Say how many lines of these entries include the word "this", and answer with the number alone.
--- START ---
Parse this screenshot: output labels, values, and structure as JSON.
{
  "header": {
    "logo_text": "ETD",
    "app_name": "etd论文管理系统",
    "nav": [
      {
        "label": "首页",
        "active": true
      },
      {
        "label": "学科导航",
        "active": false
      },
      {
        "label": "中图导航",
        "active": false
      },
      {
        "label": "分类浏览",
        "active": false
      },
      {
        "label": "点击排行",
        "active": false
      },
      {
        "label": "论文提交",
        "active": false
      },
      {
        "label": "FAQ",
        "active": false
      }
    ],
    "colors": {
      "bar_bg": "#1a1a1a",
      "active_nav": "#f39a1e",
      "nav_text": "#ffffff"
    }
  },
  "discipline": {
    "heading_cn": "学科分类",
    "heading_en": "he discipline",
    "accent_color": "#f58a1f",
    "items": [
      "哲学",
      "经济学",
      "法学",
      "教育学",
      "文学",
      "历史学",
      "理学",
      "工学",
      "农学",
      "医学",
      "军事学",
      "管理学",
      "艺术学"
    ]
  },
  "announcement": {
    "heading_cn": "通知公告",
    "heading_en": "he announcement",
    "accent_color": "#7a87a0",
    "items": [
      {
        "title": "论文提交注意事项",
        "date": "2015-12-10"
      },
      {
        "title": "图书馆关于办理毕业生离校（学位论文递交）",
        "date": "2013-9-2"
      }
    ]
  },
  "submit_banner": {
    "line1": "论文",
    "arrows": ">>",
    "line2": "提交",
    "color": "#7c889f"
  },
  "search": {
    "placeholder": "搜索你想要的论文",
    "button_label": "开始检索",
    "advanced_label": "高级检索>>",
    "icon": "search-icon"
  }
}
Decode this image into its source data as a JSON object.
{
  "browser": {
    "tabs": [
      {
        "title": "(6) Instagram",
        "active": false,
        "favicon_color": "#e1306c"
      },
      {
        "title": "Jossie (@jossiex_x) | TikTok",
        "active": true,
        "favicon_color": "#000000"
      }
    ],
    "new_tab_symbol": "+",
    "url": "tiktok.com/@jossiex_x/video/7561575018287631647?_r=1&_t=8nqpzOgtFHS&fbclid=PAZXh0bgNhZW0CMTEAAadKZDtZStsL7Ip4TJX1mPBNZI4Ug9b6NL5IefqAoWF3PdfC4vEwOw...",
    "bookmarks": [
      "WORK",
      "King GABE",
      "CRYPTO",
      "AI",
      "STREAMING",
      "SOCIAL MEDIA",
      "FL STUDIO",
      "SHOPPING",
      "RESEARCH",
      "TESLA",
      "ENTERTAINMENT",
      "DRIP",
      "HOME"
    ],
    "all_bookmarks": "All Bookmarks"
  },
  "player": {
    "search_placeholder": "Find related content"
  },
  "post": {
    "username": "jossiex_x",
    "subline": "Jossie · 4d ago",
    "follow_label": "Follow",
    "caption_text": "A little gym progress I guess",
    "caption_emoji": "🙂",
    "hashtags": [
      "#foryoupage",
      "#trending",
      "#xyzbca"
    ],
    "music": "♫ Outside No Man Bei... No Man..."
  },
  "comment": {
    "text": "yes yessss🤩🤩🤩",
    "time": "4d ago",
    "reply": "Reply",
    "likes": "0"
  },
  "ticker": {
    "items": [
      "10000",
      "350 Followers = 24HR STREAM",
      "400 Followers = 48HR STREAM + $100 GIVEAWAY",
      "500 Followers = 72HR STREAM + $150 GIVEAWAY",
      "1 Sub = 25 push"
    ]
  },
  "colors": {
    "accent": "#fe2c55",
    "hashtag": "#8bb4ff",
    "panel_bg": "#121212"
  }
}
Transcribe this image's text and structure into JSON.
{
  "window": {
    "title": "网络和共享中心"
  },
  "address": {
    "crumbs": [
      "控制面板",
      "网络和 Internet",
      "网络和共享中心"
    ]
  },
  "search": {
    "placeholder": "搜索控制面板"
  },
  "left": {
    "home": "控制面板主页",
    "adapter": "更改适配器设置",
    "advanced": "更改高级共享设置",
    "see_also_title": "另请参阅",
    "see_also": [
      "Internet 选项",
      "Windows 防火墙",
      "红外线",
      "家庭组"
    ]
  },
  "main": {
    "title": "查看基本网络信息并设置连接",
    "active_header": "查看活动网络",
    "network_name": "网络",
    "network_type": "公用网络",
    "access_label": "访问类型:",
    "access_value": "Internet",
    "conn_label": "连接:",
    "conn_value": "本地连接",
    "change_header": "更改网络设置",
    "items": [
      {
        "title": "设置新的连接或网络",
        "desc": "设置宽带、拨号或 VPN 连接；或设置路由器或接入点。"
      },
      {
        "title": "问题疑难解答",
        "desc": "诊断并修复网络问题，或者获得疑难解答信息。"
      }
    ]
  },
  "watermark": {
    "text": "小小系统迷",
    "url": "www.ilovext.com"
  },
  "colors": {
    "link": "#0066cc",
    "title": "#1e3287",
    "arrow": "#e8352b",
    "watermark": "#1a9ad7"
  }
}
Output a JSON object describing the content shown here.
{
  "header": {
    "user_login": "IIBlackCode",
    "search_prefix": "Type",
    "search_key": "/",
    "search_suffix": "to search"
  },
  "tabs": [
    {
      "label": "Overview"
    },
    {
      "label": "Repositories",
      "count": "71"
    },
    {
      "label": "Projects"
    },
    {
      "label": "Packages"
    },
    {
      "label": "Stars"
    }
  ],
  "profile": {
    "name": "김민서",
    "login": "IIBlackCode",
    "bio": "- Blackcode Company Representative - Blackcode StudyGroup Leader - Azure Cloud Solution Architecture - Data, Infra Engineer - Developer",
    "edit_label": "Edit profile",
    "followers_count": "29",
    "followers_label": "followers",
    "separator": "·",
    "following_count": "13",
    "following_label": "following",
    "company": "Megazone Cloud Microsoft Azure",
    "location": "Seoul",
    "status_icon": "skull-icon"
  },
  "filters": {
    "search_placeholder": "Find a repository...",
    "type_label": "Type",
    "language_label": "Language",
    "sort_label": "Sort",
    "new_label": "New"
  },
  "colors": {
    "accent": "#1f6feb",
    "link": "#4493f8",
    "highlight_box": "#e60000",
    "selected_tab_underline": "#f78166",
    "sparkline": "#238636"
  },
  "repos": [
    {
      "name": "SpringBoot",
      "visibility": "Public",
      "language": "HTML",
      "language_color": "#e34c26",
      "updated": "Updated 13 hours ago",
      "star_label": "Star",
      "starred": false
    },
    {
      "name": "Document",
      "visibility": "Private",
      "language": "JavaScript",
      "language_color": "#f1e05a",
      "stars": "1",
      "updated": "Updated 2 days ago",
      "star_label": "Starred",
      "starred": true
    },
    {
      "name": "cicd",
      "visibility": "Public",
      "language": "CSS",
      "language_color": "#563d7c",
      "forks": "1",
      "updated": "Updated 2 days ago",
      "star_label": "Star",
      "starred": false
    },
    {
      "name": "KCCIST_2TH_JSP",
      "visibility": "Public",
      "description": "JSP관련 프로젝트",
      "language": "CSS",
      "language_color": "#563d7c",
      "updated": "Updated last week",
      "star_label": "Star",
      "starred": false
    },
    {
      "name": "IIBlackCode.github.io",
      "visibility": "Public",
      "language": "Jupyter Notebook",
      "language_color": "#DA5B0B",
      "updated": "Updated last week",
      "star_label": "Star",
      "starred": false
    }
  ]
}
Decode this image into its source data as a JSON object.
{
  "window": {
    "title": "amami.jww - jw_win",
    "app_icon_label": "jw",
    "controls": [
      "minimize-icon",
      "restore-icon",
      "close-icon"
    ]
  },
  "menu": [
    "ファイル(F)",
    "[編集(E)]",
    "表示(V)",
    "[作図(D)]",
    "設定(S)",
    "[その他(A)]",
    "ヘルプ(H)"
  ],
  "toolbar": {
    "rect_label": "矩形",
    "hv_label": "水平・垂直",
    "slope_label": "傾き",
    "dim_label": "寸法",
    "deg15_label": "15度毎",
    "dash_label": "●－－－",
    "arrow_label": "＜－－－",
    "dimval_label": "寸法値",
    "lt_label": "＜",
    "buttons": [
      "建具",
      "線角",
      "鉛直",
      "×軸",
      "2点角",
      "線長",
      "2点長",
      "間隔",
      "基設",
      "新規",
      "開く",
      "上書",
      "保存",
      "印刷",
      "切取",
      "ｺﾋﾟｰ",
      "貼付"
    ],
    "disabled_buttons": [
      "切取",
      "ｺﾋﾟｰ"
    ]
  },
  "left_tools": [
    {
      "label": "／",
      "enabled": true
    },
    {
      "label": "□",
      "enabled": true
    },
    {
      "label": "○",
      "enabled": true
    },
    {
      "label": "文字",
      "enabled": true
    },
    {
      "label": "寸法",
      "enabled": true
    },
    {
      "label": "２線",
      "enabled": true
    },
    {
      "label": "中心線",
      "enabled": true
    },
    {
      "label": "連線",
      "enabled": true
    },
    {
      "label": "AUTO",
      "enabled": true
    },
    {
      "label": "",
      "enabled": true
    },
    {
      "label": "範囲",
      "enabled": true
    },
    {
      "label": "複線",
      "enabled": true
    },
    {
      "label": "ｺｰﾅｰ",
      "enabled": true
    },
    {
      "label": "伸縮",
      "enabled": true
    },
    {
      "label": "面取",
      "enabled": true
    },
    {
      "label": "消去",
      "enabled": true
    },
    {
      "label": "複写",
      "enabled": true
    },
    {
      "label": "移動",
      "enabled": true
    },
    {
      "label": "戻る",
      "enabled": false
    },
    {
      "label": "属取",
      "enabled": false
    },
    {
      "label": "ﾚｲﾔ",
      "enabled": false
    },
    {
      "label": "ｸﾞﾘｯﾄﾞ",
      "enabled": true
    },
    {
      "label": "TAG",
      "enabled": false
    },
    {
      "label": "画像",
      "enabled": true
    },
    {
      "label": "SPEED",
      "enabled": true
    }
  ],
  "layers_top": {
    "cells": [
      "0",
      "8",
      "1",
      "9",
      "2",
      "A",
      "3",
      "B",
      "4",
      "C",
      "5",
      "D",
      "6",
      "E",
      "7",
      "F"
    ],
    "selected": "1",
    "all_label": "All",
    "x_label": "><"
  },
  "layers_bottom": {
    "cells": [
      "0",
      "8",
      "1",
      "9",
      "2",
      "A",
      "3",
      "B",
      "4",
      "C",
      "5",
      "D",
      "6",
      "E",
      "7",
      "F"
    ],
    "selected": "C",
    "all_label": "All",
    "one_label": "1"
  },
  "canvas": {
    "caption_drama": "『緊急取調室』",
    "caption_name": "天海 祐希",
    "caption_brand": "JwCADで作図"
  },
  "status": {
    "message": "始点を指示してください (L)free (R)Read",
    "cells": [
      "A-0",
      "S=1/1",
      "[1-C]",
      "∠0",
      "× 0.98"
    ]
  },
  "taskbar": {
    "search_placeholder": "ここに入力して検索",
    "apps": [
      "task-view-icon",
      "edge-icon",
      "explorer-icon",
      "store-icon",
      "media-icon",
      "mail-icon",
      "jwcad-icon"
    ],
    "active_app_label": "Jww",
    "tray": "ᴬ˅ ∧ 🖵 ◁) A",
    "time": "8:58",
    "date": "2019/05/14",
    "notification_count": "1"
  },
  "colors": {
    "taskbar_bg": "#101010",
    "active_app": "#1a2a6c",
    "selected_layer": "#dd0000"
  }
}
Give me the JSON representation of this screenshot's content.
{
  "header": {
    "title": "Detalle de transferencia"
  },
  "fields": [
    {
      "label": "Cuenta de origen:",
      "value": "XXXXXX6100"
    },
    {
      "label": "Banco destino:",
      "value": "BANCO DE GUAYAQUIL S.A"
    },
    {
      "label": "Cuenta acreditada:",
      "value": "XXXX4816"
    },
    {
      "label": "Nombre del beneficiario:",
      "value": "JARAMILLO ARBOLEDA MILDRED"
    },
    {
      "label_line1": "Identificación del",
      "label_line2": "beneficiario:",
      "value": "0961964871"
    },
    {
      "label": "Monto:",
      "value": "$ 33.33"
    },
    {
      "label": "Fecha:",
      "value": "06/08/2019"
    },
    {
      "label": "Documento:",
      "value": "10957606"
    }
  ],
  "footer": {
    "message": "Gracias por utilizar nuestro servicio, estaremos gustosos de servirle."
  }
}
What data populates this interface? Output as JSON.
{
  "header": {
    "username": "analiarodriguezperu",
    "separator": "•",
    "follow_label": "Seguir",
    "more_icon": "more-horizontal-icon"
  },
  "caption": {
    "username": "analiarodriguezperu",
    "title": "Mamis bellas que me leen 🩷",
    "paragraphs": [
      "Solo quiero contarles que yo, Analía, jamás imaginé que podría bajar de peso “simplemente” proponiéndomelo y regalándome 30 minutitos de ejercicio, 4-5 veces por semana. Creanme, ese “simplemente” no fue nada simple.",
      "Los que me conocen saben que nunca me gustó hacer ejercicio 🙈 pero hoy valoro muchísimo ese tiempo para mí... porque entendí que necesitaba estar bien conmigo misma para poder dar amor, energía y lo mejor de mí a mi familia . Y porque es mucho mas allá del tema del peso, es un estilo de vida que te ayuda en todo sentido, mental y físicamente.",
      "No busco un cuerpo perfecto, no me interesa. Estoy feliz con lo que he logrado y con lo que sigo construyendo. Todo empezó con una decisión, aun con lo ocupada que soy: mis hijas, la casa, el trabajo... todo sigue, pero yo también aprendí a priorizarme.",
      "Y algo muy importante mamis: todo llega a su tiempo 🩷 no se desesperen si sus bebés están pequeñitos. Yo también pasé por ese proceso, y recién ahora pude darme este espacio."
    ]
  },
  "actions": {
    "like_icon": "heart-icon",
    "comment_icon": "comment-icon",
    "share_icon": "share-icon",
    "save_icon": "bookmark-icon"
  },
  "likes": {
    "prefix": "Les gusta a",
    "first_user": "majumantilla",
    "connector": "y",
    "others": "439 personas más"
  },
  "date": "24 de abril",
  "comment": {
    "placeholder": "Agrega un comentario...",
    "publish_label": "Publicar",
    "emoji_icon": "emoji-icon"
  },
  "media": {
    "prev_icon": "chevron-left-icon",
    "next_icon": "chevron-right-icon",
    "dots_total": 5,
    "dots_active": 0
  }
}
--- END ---
Answer space. 6